▶ **Activity**:
Keep every line in which "Spent" occurs and drop the rest of the data.

**** Given information

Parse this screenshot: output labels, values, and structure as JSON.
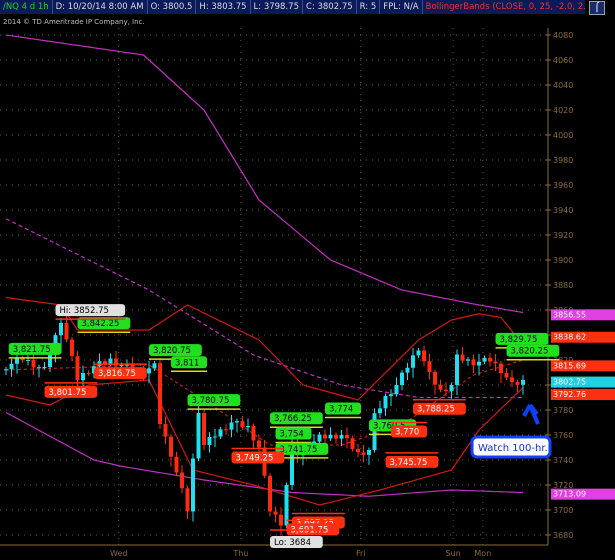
{
  "header": {
    "symbol": "/NQ 4 d 1h",
    "date": "D: 10/20/14 8:00 AM",
    "open": "O: 3800.5",
    "high": "H: 3803.75",
    "low": "L: 3798.75",
    "close": "C: 3802.75",
    "range": "R: 5",
    "fpl": "FPL: N/A",
    "study": "BollingerBands (CLOSE, 0, 25, -2.0, 2.0,..."
  },
  "copyright": "2014 © TD Ameritrade IP Company, Inc.",
  "chart_data": {
    "type": "candlestick",
    "ylim": [
      3670,
      4085
    ],
    "yticks": [
      4080,
      4060,
      4040,
      4020,
      4000,
      3980,
      3960,
      3940,
      3920,
      3900,
      3880,
      3860,
      3840,
      3820,
      3800,
      3780,
      3760,
      3740,
      3720,
      3700,
      3680
    ],
    "xticks": [
      {
        "label": "Wed",
        "i": 20.5
      },
      {
        "label": "Thu",
        "i": 42.7
      },
      {
        "label": "Fri",
        "i": 64.5
      },
      {
        "label": "Sun",
        "i": 81.3
      },
      {
        "label": "Mon",
        "i": 86.7
      }
    ],
    "candles_count": 95,
    "close_path": [
      [
        0,
        3815
      ],
      [
        3,
        3821
      ],
      [
        7,
        3812
      ],
      [
        10,
        3852
      ],
      [
        13,
        3805
      ],
      [
        16,
        3815
      ],
      [
        19,
        3820
      ],
      [
        24,
        3810
      ],
      [
        27,
        3815
      ],
      [
        28,
        3770
      ],
      [
        30,
        3745
      ],
      [
        33,
        3700
      ],
      [
        35,
        3780
      ],
      [
        36,
        3752
      ],
      [
        38,
        3760
      ],
      [
        41,
        3770
      ],
      [
        44,
        3766
      ],
      [
        46,
        3750
      ],
      [
        48,
        3700
      ],
      [
        50,
        3690
      ],
      [
        52,
        3750
      ],
      [
        53,
        3745
      ],
      [
        57,
        3758
      ],
      [
        61,
        3760
      ],
      [
        64,
        3745
      ],
      [
        66,
        3748
      ],
      [
        67,
        3775
      ],
      [
        69,
        3790
      ],
      [
        71,
        3800
      ],
      [
        75,
        3830
      ],
      [
        77,
        3808
      ],
      [
        79,
        3795
      ],
      [
        81,
        3800
      ],
      [
        82,
        3822
      ],
      [
        85,
        3818
      ],
      [
        88,
        3820
      ],
      [
        90,
        3812
      ],
      [
        92,
        3800
      ],
      [
        94,
        3802.75
      ]
    ],
    "upper_ma_band": [
      [
        0,
        4080
      ],
      [
        25,
        4064
      ],
      [
        36,
        4020
      ],
      [
        46,
        3948
      ],
      [
        59,
        3900
      ],
      [
        72,
        3876
      ],
      [
        86,
        3864
      ],
      [
        94,
        3858
      ]
    ],
    "mid_ma_dashed": [
      [
        0,
        3933
      ],
      [
        26,
        3876
      ],
      [
        45,
        3824
      ],
      [
        61,
        3800
      ],
      [
        75,
        3790
      ],
      [
        94,
        3790
      ]
    ],
    "lower_ma_band": [
      [
        0,
        3778
      ],
      [
        16,
        3740
      ],
      [
        21,
        3735
      ],
      [
        36,
        3724
      ],
      [
        52,
        3714
      ],
      [
        66,
        3711
      ],
      [
        81,
        3716
      ],
      [
        94,
        3714
      ]
    ],
    "bb_upper": [
      [
        0,
        3870
      ],
      [
        10,
        3864
      ],
      [
        13,
        3844
      ],
      [
        26,
        3844
      ],
      [
        33,
        3864
      ],
      [
        46,
        3836
      ],
      [
        54,
        3800
      ],
      [
        64,
        3788
      ],
      [
        75,
        3836
      ],
      [
        81,
        3852
      ],
      [
        86,
        3857
      ],
      [
        90,
        3854
      ],
      [
        94,
        3832
      ]
    ],
    "bb_lower": [
      [
        0,
        3792
      ],
      [
        8,
        3784
      ],
      [
        15,
        3800
      ],
      [
        26,
        3804
      ],
      [
        34,
        3732
      ],
      [
        45,
        3720
      ],
      [
        57,
        3704
      ],
      [
        68,
        3716
      ],
      [
        81,
        3732
      ],
      [
        86,
        3764
      ],
      [
        94,
        3798
      ]
    ],
    "bb_mid": [
      [
        0,
        3812
      ],
      [
        26,
        3816
      ],
      [
        36,
        3788
      ],
      [
        48,
        3752
      ],
      [
        61,
        3752
      ],
      [
        72,
        3768
      ],
      [
        85,
        3808
      ],
      [
        94,
        3820
      ]
    ],
    "high_labels": [
      {
        "text": "3,821.75",
        "i": 0.5,
        "v": 3821.75
      },
      {
        "text": "3,842.25",
        "i": 13,
        "v": 3842.25
      },
      {
        "text": "3,820.75",
        "i": 26,
        "v": 3820.75
      },
      {
        "text": "3,811",
        "i": 30,
        "v": 3811
      },
      {
        "text": "3,780.75",
        "i": 33,
        "v": 3780.75
      },
      {
        "text": "3,766.25",
        "i": 48,
        "v": 3766.25
      },
      {
        "text": "3,754",
        "i": 49,
        "v": 3754
      },
      {
        "text": "3,741.75",
        "i": 49,
        "v": 3741.75
      },
      {
        "text": "3,774",
        "i": 58,
        "v": 3774
      },
      {
        "text": "3,760.5",
        "i": 66,
        "v": 3760.5
      },
      {
        "text": "3,829.75",
        "i": 89,
        "v": 3829.75
      },
      {
        "text": "3,820.25",
        "i": 91,
        "v": 3820.25
      }
    ],
    "low_labels": [
      {
        "text": "3,801.75",
        "i": 7,
        "v": 3801.75
      },
      {
        "text": "3,816.75",
        "i": 16,
        "v": 3816.75
      },
      {
        "text": "3,749.25",
        "i": 41,
        "v": 3749.25
      },
      {
        "text": "3,697.25",
        "i": 52,
        "v": 3697.25
      },
      {
        "text": "3,691.75",
        "i": 51,
        "v": 3691.75
      },
      {
        "text": "3,745.75",
        "i": 69,
        "v": 3745.75
      },
      {
        "text": "3,770",
        "i": 70,
        "v": 3770
      },
      {
        "text": "3,788.25",
        "i": 74,
        "v": 3788.25
      }
    ],
    "extremes": [
      {
        "text": "Hi: 3852.75",
        "i": 9,
        "v": 3852.75
      },
      {
        "text": "Lo: 3684",
        "i": 48,
        "v": 3684
      }
    ],
    "axis_badges": [
      {
        "text": "3856.55",
        "v": 3856.55,
        "color": "#e040e0"
      },
      {
        "text": "3838.62",
        "v": 3838.62,
        "color": "#ff3010"
      },
      {
        "text": "3815.69",
        "v": 3815.69,
        "color": "#ff3010"
      },
      {
        "text": "3802.75",
        "v": 3802.75,
        "color": "#20d0e0"
      },
      {
        "text": "3792.76",
        "v": 3792.76,
        "color": "#ff3010"
      },
      {
        "text": "3713.09",
        "v": 3713.09,
        "color": "#e040e0"
      }
    ],
    "annotation": "Watch 100-hr."
  },
  "colors": {
    "up": "#20e0f0",
    "down": "#ff2a10",
    "ma": "#c030c0",
    "bb": "#d01a10",
    "axis": "#8a6a3a",
    "green_label": "#20e020",
    "red_label": "#ff3010"
  }
}
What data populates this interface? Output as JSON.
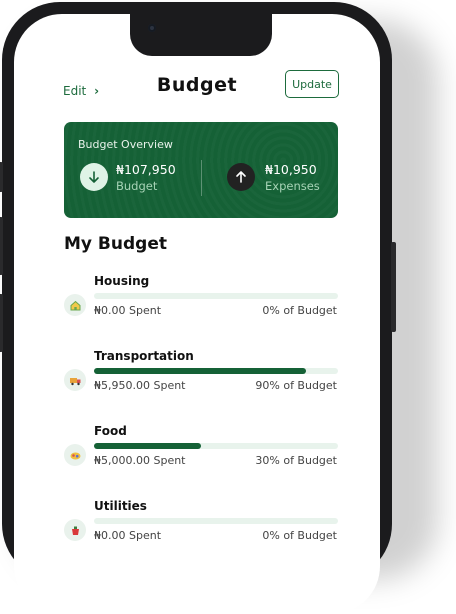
{
  "header": {
    "edit_label": "Edit",
    "edit_chevron": "›",
    "title": "Budget",
    "update_label": "Update"
  },
  "overview": {
    "title": "Budget Overview",
    "budget_amount": "₦107,950",
    "budget_label": "Budget",
    "expenses_amount": "₦10,950",
    "expenses_label": "Expenses",
    "budget_icon": "arrow-down-icon",
    "expenses_icon": "arrow-up-icon"
  },
  "section_title": "My Budget",
  "categories": [
    {
      "name": "Housing",
      "icon": "house-icon",
      "spent": "₦0.00 Spent",
      "percent_label": "0% of Budget",
      "fill": 0
    },
    {
      "name": "Transportation",
      "icon": "truck-icon",
      "spent": "₦5,950.00 Spent",
      "percent_label": "90% of Budget",
      "fill": 0.87
    },
    {
      "name": "Food",
      "icon": "food-icon",
      "spent": "₦5,000.00 Spent",
      "percent_label": "30% of Budget",
      "fill": 0.44
    },
    {
      "name": "Utilities",
      "icon": "utilities-icon",
      "spent": "₦0.00 Spent",
      "percent_label": "0% of Budget",
      "fill": 0
    }
  ],
  "colors": {
    "brand": "#156136",
    "track": "#e8f3ec"
  }
}
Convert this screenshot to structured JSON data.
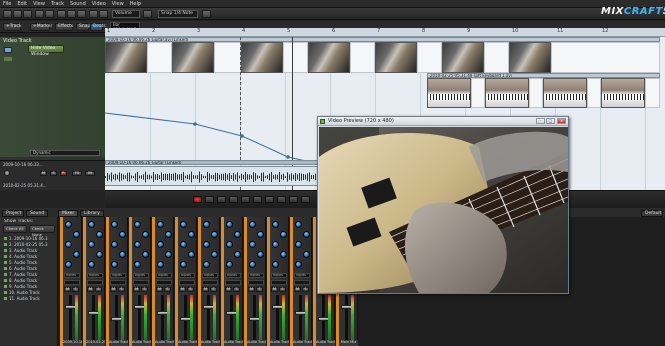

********

▶ **Answer to the exercise**:
      "spent": "₦0.00 Spent",
      "spent": "₦5,950.00 Spent",
      "spent": "₦5,000.00 Spent",
      "spent": "₦0.00 Spent",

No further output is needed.